The letter was published in local newspapers and has angered many Mongolians. Traditionally, Mongolians believe that digging in the earth brings bad luck and that disturbing the tomb of an ancestor will destroy his or her soul. The situation is more sensitive because Genghis Khan is considered the father of Mongolia and his spirit is worshipped in cult ceremonies.

Photographer Osoorjaamaa Ulzitogh becomes upset when he sees a photo of the excavation site.

"I would say that it looks like the land was devastated by war," he said. "You can imagine that when the people made these royal tombs, that they tried to do their best to respect them, keep them a secret and keep them looking natural. But if you come and destroy these places centuries later it is very bad."

Professor Woods says his team acquired all the necessary permits. The car tracks on the site, he says, were made before the team arrived. He also insists that the remains have been stored according to scientific practice, and that the idea they had been desecrated is a matter of opinion.

"And I do not think we have anything to apologize for," he said. "If it is a person's personal opinion that people who are buried should not be disturbed I have no answer for that. This is an issue that has to be decided internally, whether or not people feel strongly about that one way or the other."

Soon after the letter was published, local authorities ordered the archaeologists out of Ogloogchiin Kherem. The leading investor, Chicago lawyer Maury Kravitz, ended the project for this summer to avoid further conflict. Government officials have visited the site and the National Security Council will debate the matter.

Mr. Kravitz has long pursued Genghis Khan's grave. A motion picture is being planned about his 40-year search for it, and a documentary is being prepared about the dig. He has promised that if the grave is found, Mongolia's government will keep all the artifacts inside.
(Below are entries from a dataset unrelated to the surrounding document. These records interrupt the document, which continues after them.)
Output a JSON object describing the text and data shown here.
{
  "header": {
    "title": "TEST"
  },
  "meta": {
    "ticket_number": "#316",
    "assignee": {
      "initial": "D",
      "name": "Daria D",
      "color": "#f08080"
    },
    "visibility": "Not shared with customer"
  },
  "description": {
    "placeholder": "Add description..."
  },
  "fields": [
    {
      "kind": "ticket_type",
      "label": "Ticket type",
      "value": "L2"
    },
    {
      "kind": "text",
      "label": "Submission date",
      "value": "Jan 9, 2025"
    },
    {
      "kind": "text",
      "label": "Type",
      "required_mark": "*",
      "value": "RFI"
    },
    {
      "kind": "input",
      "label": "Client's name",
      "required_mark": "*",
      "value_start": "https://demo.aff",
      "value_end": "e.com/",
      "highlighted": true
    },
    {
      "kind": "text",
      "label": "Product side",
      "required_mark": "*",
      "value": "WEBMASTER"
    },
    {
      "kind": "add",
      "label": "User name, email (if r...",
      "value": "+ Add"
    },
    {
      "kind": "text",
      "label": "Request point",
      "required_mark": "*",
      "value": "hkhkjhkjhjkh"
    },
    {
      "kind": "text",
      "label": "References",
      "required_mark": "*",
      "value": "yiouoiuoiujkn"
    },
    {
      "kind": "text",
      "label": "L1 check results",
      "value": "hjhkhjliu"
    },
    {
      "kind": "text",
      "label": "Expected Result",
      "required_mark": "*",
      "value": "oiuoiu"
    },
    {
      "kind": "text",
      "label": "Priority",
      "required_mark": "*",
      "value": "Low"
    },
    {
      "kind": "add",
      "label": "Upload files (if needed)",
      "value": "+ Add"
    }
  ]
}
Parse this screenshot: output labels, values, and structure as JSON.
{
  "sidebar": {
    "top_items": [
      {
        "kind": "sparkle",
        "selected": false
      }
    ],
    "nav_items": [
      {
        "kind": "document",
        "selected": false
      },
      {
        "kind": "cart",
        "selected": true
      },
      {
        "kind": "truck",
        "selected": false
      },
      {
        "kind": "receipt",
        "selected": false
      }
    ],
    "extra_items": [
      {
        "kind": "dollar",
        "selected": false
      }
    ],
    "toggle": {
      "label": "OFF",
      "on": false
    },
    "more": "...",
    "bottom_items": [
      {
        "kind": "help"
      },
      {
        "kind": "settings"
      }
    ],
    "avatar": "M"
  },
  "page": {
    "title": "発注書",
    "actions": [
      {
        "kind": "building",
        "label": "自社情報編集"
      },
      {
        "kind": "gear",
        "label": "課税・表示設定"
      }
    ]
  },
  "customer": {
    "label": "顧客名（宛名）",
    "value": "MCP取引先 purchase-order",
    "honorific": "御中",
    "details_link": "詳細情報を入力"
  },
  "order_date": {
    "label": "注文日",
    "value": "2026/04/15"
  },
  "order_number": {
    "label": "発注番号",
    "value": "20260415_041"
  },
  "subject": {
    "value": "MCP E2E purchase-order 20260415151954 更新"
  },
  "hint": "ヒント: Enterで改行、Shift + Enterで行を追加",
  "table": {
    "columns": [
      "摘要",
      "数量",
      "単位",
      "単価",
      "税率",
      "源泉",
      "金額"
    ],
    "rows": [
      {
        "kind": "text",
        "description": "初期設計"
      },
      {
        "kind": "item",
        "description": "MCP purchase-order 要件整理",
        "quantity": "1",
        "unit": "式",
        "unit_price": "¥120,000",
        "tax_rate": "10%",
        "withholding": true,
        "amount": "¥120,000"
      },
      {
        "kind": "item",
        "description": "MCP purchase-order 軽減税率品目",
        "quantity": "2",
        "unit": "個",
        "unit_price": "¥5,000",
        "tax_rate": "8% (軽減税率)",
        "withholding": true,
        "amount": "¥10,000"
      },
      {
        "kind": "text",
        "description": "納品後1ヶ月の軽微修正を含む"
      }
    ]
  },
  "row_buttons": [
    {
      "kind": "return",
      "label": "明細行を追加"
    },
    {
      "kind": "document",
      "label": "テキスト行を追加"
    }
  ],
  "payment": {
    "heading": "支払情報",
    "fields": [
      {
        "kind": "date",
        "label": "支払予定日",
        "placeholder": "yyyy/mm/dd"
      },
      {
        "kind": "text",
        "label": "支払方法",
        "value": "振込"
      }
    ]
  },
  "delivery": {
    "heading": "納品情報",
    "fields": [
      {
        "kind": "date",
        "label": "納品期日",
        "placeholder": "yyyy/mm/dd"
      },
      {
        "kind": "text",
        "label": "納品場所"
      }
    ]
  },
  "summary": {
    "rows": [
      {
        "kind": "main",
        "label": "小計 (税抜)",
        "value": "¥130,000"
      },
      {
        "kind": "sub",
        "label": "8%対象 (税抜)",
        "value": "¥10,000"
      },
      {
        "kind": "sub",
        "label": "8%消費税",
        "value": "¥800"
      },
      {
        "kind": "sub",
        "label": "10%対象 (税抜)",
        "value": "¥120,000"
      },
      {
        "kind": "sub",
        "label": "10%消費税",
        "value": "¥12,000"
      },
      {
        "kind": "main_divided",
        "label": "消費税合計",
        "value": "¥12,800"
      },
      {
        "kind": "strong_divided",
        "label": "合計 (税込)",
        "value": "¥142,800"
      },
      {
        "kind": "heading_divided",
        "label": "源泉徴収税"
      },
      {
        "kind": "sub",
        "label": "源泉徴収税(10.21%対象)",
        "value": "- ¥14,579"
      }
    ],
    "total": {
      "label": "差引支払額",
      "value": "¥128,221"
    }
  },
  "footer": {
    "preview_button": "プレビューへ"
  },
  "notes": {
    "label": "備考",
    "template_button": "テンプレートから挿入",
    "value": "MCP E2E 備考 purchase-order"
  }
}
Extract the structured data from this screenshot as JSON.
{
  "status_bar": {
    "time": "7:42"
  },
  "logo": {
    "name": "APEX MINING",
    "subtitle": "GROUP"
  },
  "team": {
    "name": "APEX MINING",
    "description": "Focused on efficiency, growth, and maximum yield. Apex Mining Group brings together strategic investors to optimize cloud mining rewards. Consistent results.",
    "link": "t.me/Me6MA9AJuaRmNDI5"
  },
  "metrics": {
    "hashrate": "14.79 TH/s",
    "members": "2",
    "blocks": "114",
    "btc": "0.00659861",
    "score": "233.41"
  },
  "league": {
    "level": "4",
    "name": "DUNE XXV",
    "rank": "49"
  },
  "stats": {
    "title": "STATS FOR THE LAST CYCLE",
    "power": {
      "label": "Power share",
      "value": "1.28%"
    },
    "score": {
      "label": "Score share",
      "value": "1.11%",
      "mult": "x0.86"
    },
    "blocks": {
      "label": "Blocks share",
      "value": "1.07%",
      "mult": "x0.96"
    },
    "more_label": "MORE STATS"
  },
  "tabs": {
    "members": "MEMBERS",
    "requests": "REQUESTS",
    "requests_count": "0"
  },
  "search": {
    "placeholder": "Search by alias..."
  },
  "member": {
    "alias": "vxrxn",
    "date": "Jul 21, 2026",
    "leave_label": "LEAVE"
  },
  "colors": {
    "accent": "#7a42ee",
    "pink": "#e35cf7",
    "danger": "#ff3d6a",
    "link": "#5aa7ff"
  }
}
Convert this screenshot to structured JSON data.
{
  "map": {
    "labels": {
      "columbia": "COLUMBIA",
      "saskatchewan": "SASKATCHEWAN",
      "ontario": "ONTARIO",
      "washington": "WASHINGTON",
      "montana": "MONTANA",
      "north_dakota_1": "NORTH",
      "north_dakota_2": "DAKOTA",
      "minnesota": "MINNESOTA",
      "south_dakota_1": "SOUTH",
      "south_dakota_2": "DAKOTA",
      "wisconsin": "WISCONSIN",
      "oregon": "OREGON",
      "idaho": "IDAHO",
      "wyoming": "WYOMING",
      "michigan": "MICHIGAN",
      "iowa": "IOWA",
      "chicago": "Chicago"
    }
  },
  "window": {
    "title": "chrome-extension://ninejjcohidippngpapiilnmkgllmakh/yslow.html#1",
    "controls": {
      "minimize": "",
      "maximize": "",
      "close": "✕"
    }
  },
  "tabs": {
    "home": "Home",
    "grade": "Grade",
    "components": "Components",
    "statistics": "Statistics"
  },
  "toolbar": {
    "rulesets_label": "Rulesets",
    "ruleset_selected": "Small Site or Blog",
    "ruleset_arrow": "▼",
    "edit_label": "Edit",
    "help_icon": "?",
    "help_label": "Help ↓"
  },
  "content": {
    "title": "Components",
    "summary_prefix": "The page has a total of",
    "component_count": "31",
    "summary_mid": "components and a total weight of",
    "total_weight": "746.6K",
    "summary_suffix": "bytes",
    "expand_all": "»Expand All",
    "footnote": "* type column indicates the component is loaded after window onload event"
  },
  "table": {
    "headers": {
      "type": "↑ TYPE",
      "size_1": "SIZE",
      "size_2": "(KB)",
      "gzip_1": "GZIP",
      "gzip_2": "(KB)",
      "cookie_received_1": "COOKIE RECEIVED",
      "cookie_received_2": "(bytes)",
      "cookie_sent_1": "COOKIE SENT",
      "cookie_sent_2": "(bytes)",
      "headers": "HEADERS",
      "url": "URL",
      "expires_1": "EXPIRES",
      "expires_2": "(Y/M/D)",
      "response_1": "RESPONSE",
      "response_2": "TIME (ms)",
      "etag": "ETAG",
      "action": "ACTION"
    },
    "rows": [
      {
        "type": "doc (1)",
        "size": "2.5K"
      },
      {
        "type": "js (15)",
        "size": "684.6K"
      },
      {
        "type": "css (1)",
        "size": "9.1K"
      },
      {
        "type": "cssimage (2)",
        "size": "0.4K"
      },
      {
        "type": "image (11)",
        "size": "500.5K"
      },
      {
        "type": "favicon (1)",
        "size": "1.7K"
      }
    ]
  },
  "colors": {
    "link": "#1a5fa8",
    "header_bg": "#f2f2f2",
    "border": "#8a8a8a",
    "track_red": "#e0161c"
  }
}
The archaeologists are returning to the United States, and do not know if they will be allowed to return to follow the trail of Genghis Khan.